**Requirement**
Once every line in the data below has been checked for "Calcular", give the number of lines that hold it, and only that.

**Data for this task**
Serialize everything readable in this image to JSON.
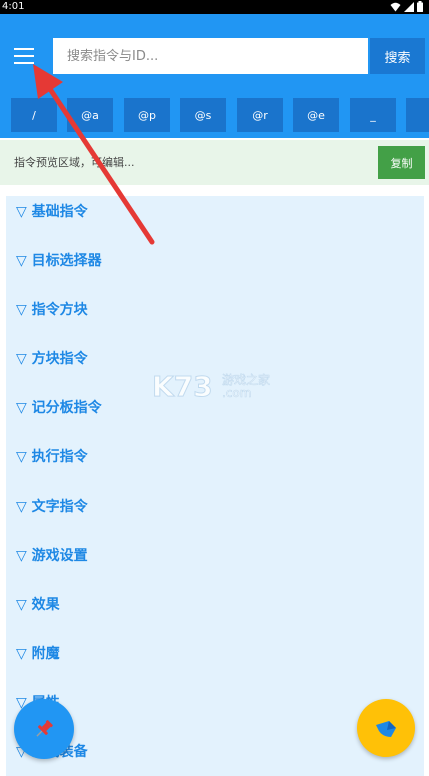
{
  "status_bar": {
    "time": "4:01",
    "icons": [
      "wifi-icon",
      "signal-icon",
      "battery-icon"
    ]
  },
  "header": {
    "menu_icon": "menu-icon",
    "search": {
      "placeholder": "搜索指令与ID...",
      "value": ""
    },
    "search_button_label": "搜索",
    "selector_buttons": [
      "/",
      "@a",
      "@p",
      "@s",
      "@r",
      "@e",
      "_"
    ]
  },
  "preview": {
    "text": "指令预览区域，可编辑...",
    "copy_button_label": "复制"
  },
  "categories": [
    "▽ 基础指令",
    "▽ 目标选择器",
    "▽ 指令方块",
    "▽ 方块指令",
    "▽ 记分板指令",
    "▽ 执行指令",
    "▽ 文字指令",
    "▽ 游戏设置",
    "▽ 效果",
    "▽ 附魔",
    "▽ 属性",
    "▽ 游戏装备"
  ],
  "watermark": {
    "logo": "K73",
    "line1": "游戏之家",
    "line2": ".com"
  },
  "fabs": {
    "left_icon": "pin-icon",
    "right_icon": "hat-icon"
  },
  "colors": {
    "primary": "#2196f3",
    "primary_dark": "#1a74cc",
    "accent": "#ffc107",
    "copy_green": "#43a047",
    "category_text": "#1e88e5",
    "panel_bg": "#e3f2fd",
    "preview_bg": "#e8f5e9",
    "annotation_arrow": "#e53935"
  }
}
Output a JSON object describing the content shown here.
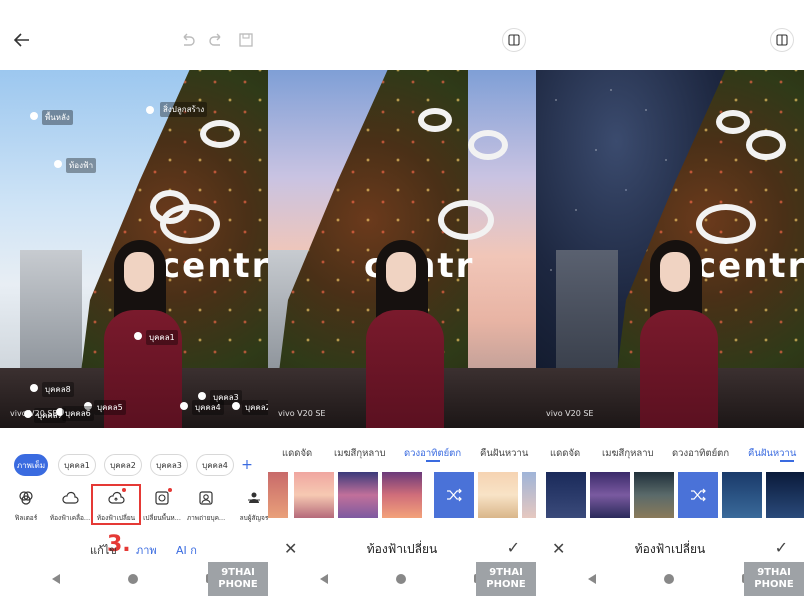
{
  "panel1": {
    "top_icons": [
      "back-arrow-icon",
      "undo-icon",
      "redo-icon",
      "save-icon"
    ],
    "segment_labels": {
      "background": "พื้นหลัง",
      "building": "สิ่งปลูกสร้าง",
      "sky": "ท้องฟ้า",
      "person1": "บุคคล1",
      "person2": "บุคคล2",
      "person3": "บุคคล3",
      "person4": "บุคคล4",
      "person5": "บุคคล5",
      "person6": "บุคคล6",
      "person7": "บุคคล7",
      "person8": "บุคคล8"
    },
    "watermark": "vivo V20 SE",
    "chips": [
      "ภาพเต็ม",
      "บุคคล1",
      "บุคคล2",
      "บุคคล3",
      "บุคคล4"
    ],
    "chip_add": "+",
    "tools": [
      {
        "label": "ฟิลเตอร์",
        "icon": "filter-icon"
      },
      {
        "label": "ท้องฟ้าเคลื่อ...",
        "icon": "cloud-icon"
      },
      {
        "label": "ท้องฟ้าเปลี่ยน",
        "icon": "cloud-change-icon"
      },
      {
        "label": "เปลี่ยนพื้นห...",
        "icon": "background-change-icon"
      },
      {
        "label": "ภาพถ่ายบุค...",
        "icon": "portrait-icon"
      },
      {
        "label": "ลบผู้สัญจร",
        "icon": "passerby-remove-icon"
      }
    ],
    "step_number": "3.",
    "bottom_tabs": [
      "แก้ไข",
      "ภาพ",
      "AI ก"
    ]
  },
  "panel2": {
    "filter_tabs": [
      "แดดจัด",
      "เมฆสีกุหลาบ",
      "ดวงอาทิตย์ตก",
      "คืนฝันหวาน"
    ],
    "active_tab": "ดวงอาทิตย์ตก",
    "title": "ท้องฟ้าเปลี่ยน",
    "watermark": "vivo V20 SE"
  },
  "panel3": {
    "filter_tabs": [
      "แดดจัด",
      "เมฆสีกุหลาบ",
      "ดวงอาทิตย์ตก",
      "คืนฝันหวาน"
    ],
    "active_tab": "คืนฝันหวาน",
    "title": "ท้องฟ้าเปลี่ยน",
    "watermark": "vivo V20 SE"
  },
  "site_watermark": {
    "line1": "9THAI",
    "line2": "PHONE"
  },
  "colors": {
    "accent": "#3a6be0",
    "highlight": "#e53935"
  }
}
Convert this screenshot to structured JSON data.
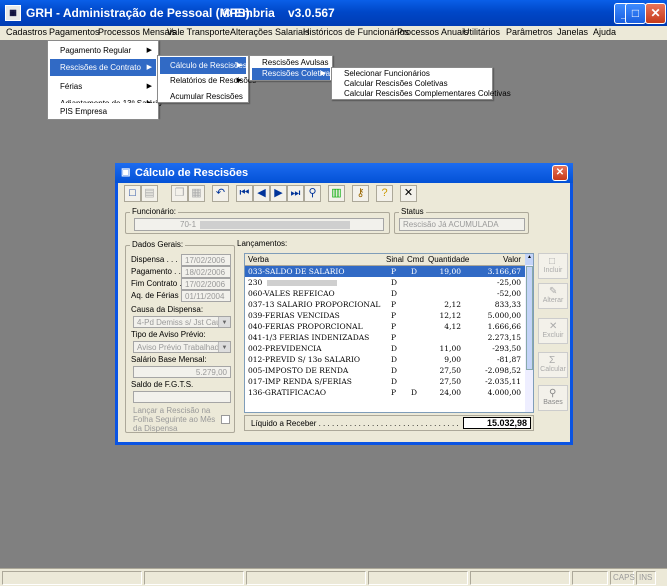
{
  "window": {
    "title": "GRH - Administração de Pessoal (MPS)",
    "brand": "® Embria",
    "version": "v3.0.567"
  },
  "menubar": [
    "Cadastros",
    "Pagamentos",
    "Processos Mensais",
    "Vale Transporte",
    "Alterações Salariais",
    "Históricos de Funcionários",
    "Processos Anuais",
    "Utilitários",
    "Parâmetros",
    "Janelas",
    "Ajuda"
  ],
  "menu1": [
    "Pagamento Regular",
    "Rescisões de Contrato",
    "Férias",
    "Adiantamento de 13º Salário",
    "PIS Empresa"
  ],
  "menu2": [
    "Cálculo de Rescisões",
    "Relatórios de Rescisões",
    "Acumular Rescisões"
  ],
  "menu3": [
    "Rescisões Avulsas",
    "Rescisões Coletivas"
  ],
  "menu4": [
    "Selecionar Funcionários",
    "Calcular Rescisões Coletivas",
    "Calcular Rescisões Complementares Coletivas"
  ],
  "dialog": {
    "title": "Cálculo de Rescisões"
  },
  "funcionario": {
    "label": "Funcionário:",
    "value": "70-1"
  },
  "status": {
    "label": "Status",
    "value": "Rescisão Já ACUMULADA"
  },
  "dados": {
    "label": "Dados Gerais:",
    "dispensa_label": "Dispensa . . .",
    "dispensa": "17/02/2006",
    "pagamento_label": "Pagamento . .",
    "pagamento": "18/02/2006",
    "fim_label": "Fim Contrato .",
    "fim": "17/02/2006",
    "aq_label": "Aq. de Férias",
    "aq": "01/11/2004",
    "causa_label": "Causa da Dispensa:",
    "causa": "4-Pd Demiss s/ Jst Causa",
    "aviso_label": "Tipo de Aviso Prévio:",
    "aviso": "Aviso Prévio Trabalhado",
    "salario_label": "Salário Base Mensal:",
    "salario": "5.279,00",
    "fgts_label": "Saldo de F.G.T.S.",
    "lancar": "Lançar a Rescisão na Folha Seguinte ao Mês da Dispensa"
  },
  "lancamentos": {
    "label": "Lançamentos:",
    "columns": [
      "Verba",
      "Sinal",
      "Cmd",
      "Quantidade",
      "Valor"
    ],
    "rows": [
      {
        "verba": "033-SALDO DE SALARIO",
        "sinal": "P",
        "cmd": "D",
        "qtd": "19,00",
        "valor": "3.166,67"
      },
      {
        "verba": "230",
        "sinal": "D",
        "cmd": "",
        "qtd": "",
        "valor": "-25,00"
      },
      {
        "verba": "060-VALES REFEICAO",
        "sinal": "D",
        "cmd": "",
        "qtd": "",
        "valor": "-52,00"
      },
      {
        "verba": "037-13 SALARIO PROPORCIONAL",
        "sinal": "P",
        "cmd": "",
        "qtd": "2,12",
        "valor": "833,33"
      },
      {
        "verba": "039-FERIAS VENCIDAS",
        "sinal": "P",
        "cmd": "",
        "qtd": "12,12",
        "valor": "5.000,00"
      },
      {
        "verba": "040-FERIAS PROPORCIONAL",
        "sinal": "P",
        "cmd": "",
        "qtd": "4,12",
        "valor": "1.666,66"
      },
      {
        "verba": "041-1/3 FERIAS INDENIZADAS",
        "sinal": "P",
        "cmd": "",
        "qtd": "",
        "valor": "2.273,15"
      },
      {
        "verba": "002-PREVIDENCIA",
        "sinal": "D",
        "cmd": "",
        "qtd": "11,00",
        "valor": "-293,50"
      },
      {
        "verba": "012-PREVID S/ 13o SALARIO",
        "sinal": "D",
        "cmd": "",
        "qtd": "9,00",
        "valor": "-81,87"
      },
      {
        "verba": "005-IMPOSTO DE RENDA",
        "sinal": "D",
        "cmd": "",
        "qtd": "27,50",
        "valor": "-2.098,52"
      },
      {
        "verba": "017-IMP RENDA S/FERIAS",
        "sinal": "D",
        "cmd": "",
        "qtd": "27,50",
        "valor": "-2.035,11"
      },
      {
        "verba": "136-GRATIFICACAO",
        "sinal": "P",
        "cmd": "D",
        "qtd": "24,00",
        "valor": "4.000,00"
      }
    ],
    "liquido_label": "Líquido a Receber . . . . . . . . . . . . . . . . . . . . . . . . . . . . . . . .",
    "liquido": "15.032,98"
  },
  "buttons": [
    "Incluir",
    "Alterar",
    "Excluir",
    "Calcular",
    "Bases"
  ],
  "statusbar": {
    "caps": "CAPS",
    "ins": "INS"
  },
  "icons": [
    "grh-app-icon",
    "new-icon",
    "save-icon",
    "copy-icon",
    "paste-icon",
    "undo-icon",
    "first-icon",
    "prev-icon",
    "next-icon",
    "last-icon",
    "find-icon",
    "calculator-icon",
    "key-icon",
    "help-icon",
    "cancel-icon"
  ]
}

**Expected answer**
3